__INSTRUCTIONS TO FOLLOW__. Find every line in the entries that holds the string "customer" and report it.

------ THE RECORDS

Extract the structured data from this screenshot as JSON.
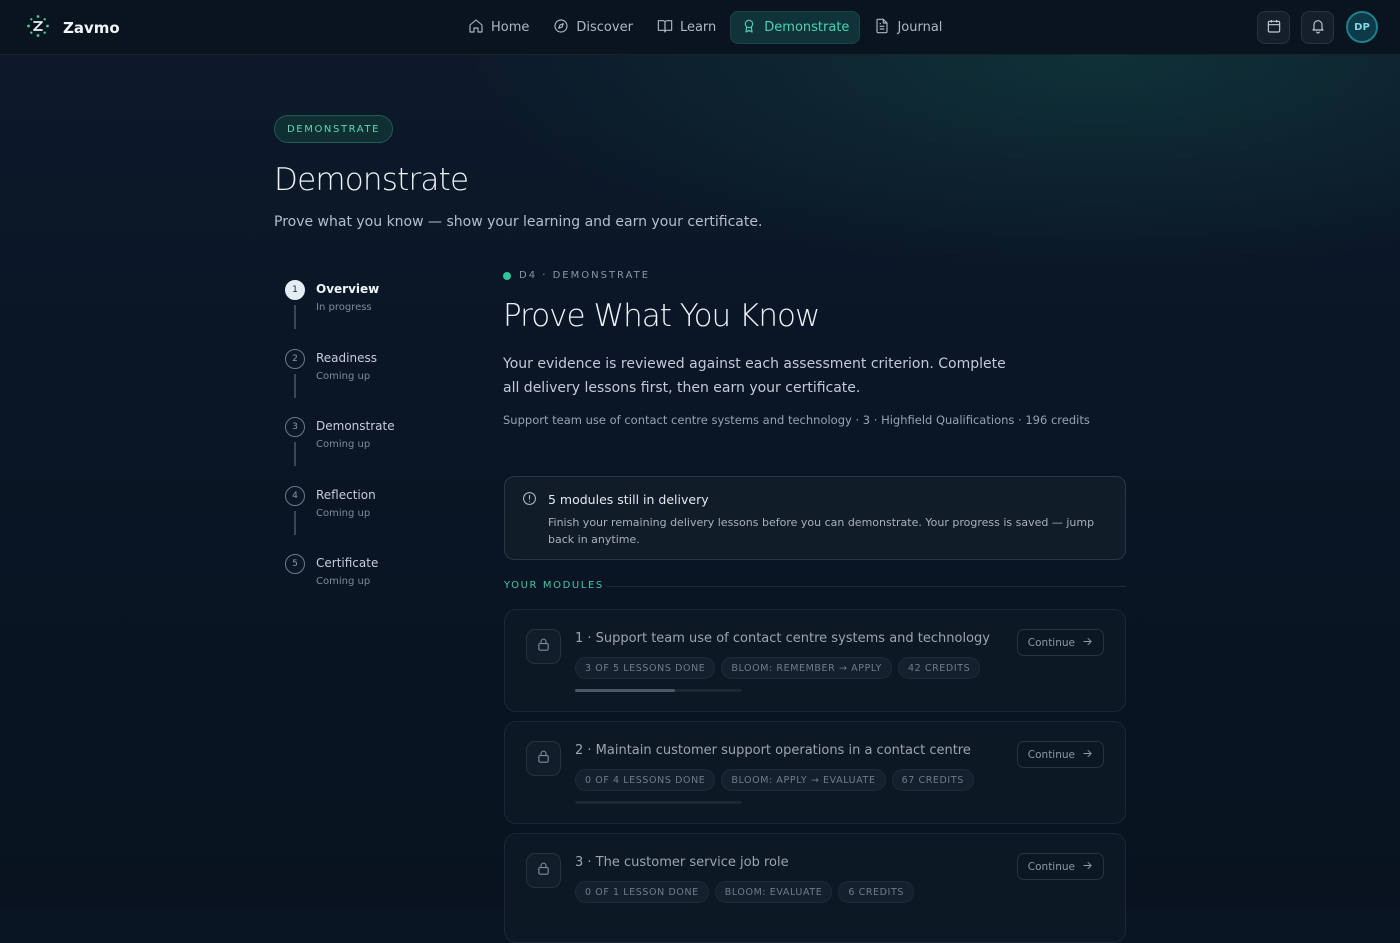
{
  "app": {
    "name": "Zavmo",
    "logo_icon": "sparkle-logo-icon"
  },
  "nav": {
    "items": [
      {
        "label": "Home",
        "icon": "home-icon"
      },
      {
        "label": "Discover",
        "icon": "compass-icon"
      },
      {
        "label": "Learn",
        "icon": "book-open-icon"
      },
      {
        "label": "Demonstrate",
        "icon": "award-icon",
        "active": true
      },
      {
        "label": "Journal",
        "icon": "document-icon"
      }
    ],
    "calendar_icon": "calendar-icon",
    "bell_icon": "bell-icon",
    "avatar_initials": "DP"
  },
  "hero": {
    "pill": "DEMONSTRATE",
    "title": "Demonstrate",
    "subtitle": "Prove what you know — show your learning and earn your certificate."
  },
  "steps": [
    {
      "number": "1",
      "name": "Overview",
      "state": "In progress",
      "current": true
    },
    {
      "number": "2",
      "name": "Readiness",
      "state": "Coming up"
    },
    {
      "number": "3",
      "name": "Demonstrate",
      "state": "Coming up"
    },
    {
      "number": "4",
      "name": "Reflection",
      "state": "Coming up"
    },
    {
      "number": "5",
      "name": "Certificate",
      "state": "Coming up"
    }
  ],
  "main": {
    "eyebrow": "D4 · DEMONSTRATE",
    "title": "Prove What You Know",
    "description": "Your evidence is reviewed against each assessment criterion. Complete all delivery lessons first, then earn your certificate.",
    "meta": "Support team use of contact centre systems and technology · 3 · Highfield Qualifications · 196 credits"
  },
  "notice": {
    "icon": "info-circle-icon",
    "title": "5 modules still in delivery",
    "body": "Finish your remaining delivery lessons before you can demonstrate. Your progress is saved — jump back in anytime."
  },
  "modules_section": {
    "label": "YOUR MODULES"
  },
  "modules": [
    {
      "title": "1 · Support team use of contact centre systems and technology",
      "lessons": "3 OF 5 LESSONS DONE",
      "bloom": "BLOOM: REMEMBER → APPLY",
      "credits": "42 CREDITS",
      "progress": 0.6,
      "action": "Continue"
    },
    {
      "title": "2 · Maintain customer support operations in a contact centre",
      "lessons": "0 OF 4 LESSONS DONE",
      "bloom": "BLOOM: APPLY → EVALUATE",
      "credits": "67 CREDITS",
      "progress": 0,
      "action": "Continue"
    },
    {
      "title": "3 · The customer service job role",
      "lessons": "0 OF 1 LESSON DONE",
      "bloom": "BLOOM: EVALUATE",
      "credits": "6 CREDITS",
      "progress": 0,
      "action": "Continue"
    }
  ],
  "colors": {
    "accent": "#4fd1b0",
    "background": "#0a1524",
    "card": "#0d1825"
  }
}
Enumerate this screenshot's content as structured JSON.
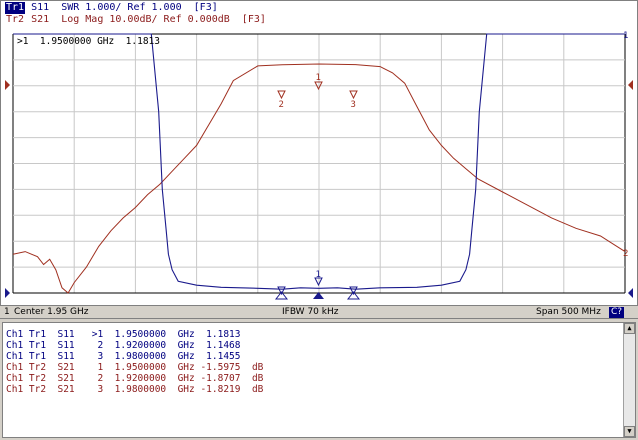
{
  "header": {
    "trace1": {
      "tag": "Tr1",
      "text": "S11  SWR 1.000/ Ref 1.000  [F3]"
    },
    "trace2": {
      "tag": "Tr2",
      "text": "S21  Log Mag 10.00dB/ Ref 0.000dB  [F3]"
    }
  },
  "active_marker": ">1  1.9500000 GHz  1.1813",
  "scale_labels": {
    "right_top": "1",
    "right_mid": "2"
  },
  "markers": {
    "m1": "1",
    "m2": "2",
    "m3": "3"
  },
  "status": {
    "channel": "1",
    "center": "Center 1.95 GHz",
    "ifbw": "IFBW 70 kHz",
    "span": "Span 500 MHz",
    "badge": "C?"
  },
  "marker_table": [
    "Ch1 Tr1  S11   >1  1.9500000  GHz  1.1813",
    "Ch1 Tr1  S11    2  1.9200000  GHz  1.1468",
    "Ch1 Tr1  S11    3  1.9800000  GHz  1.1455",
    "Ch1 Tr2  S21    1  1.9500000  GHz -1.5975  dB",
    "Ch1 Tr2  S21    2  1.9200000  GHz -1.8707  dB",
    "Ch1 Tr2  S21    3  1.9800000  GHz -1.8219  dB"
  ],
  "colors": {
    "trace1": "#1a1a8c",
    "trace2": "#a03020",
    "grid": "#c8c8c8"
  },
  "chart_data": {
    "type": "line",
    "title": "",
    "xlabel": "",
    "ylabel": "",
    "xlim": [
      1.7,
      2.2
    ],
    "x_unit": "GHz",
    "grid": true,
    "series": [
      {
        "name": "S11",
        "unit": "SWR",
        "ylim": [
          1.0,
          11.0
        ],
        "x": [
          1.7,
          1.8,
          1.813,
          1.819,
          1.822,
          1.825,
          1.827,
          1.83,
          1.835,
          1.85,
          1.87,
          1.9,
          1.92,
          1.935,
          1.95,
          1.965,
          1.98,
          2.0,
          2.03,
          2.05,
          2.065,
          2.07,
          2.073,
          2.075,
          2.078,
          2.081,
          2.087,
          2.1,
          2.2
        ],
        "y": [
          11.0,
          11.0,
          11.0,
          8.0,
          5.0,
          3.5,
          2.5,
          1.9,
          1.45,
          1.3,
          1.22,
          1.18,
          1.1468,
          1.2,
          1.1813,
          1.2,
          1.1455,
          1.2,
          1.22,
          1.3,
          1.45,
          1.9,
          2.5,
          3.5,
          5.0,
          8.0,
          11.0,
          11.0,
          11.0
        ]
      },
      {
        "name": "S21",
        "unit": "dB",
        "ylim": [
          -90,
          10
        ],
        "x": [
          1.7,
          1.71,
          1.72,
          1.725,
          1.73,
          1.735,
          1.74,
          1.745,
          1.75,
          1.76,
          1.77,
          1.78,
          1.79,
          1.8,
          1.81,
          1.82,
          1.83,
          1.84,
          1.85,
          1.86,
          1.87,
          1.88,
          1.9,
          1.92,
          1.95,
          1.98,
          2.0,
          2.01,
          2.02,
          2.03,
          2.04,
          2.05,
          2.06,
          2.07,
          2.08,
          2.1,
          2.12,
          2.14,
          2.16,
          2.18,
          2.19,
          2.2
        ],
        "y": [
          -75,
          -74,
          -76,
          -79,
          -77,
          -81,
          -88,
          -90,
          -86,
          -80,
          -72,
          -66,
          -61,
          -57,
          -52,
          -48,
          -43,
          -38,
          -33,
          -25,
          -17,
          -8,
          -2.3,
          -1.8707,
          -1.5975,
          -1.8219,
          -2.6,
          -5,
          -9,
          -18,
          -27,
          -33,
          -38,
          -42,
          -46,
          -51,
          -56,
          -61,
          -65,
          -68,
          -71,
          -74
        ]
      }
    ]
  }
}
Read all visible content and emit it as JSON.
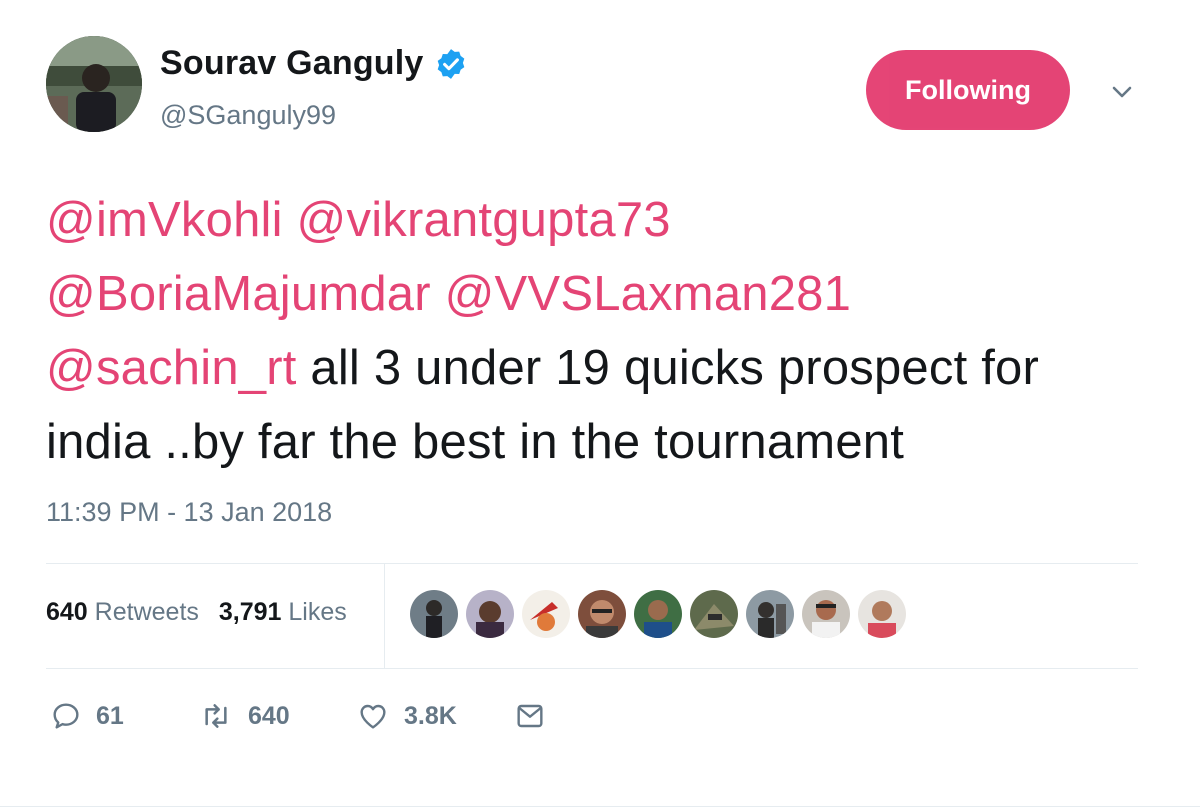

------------

__RESPONSE AREA__.
      "title": "2 · Maintain customer support operations in a contact centre",
      "title": "3 · The customer service job role",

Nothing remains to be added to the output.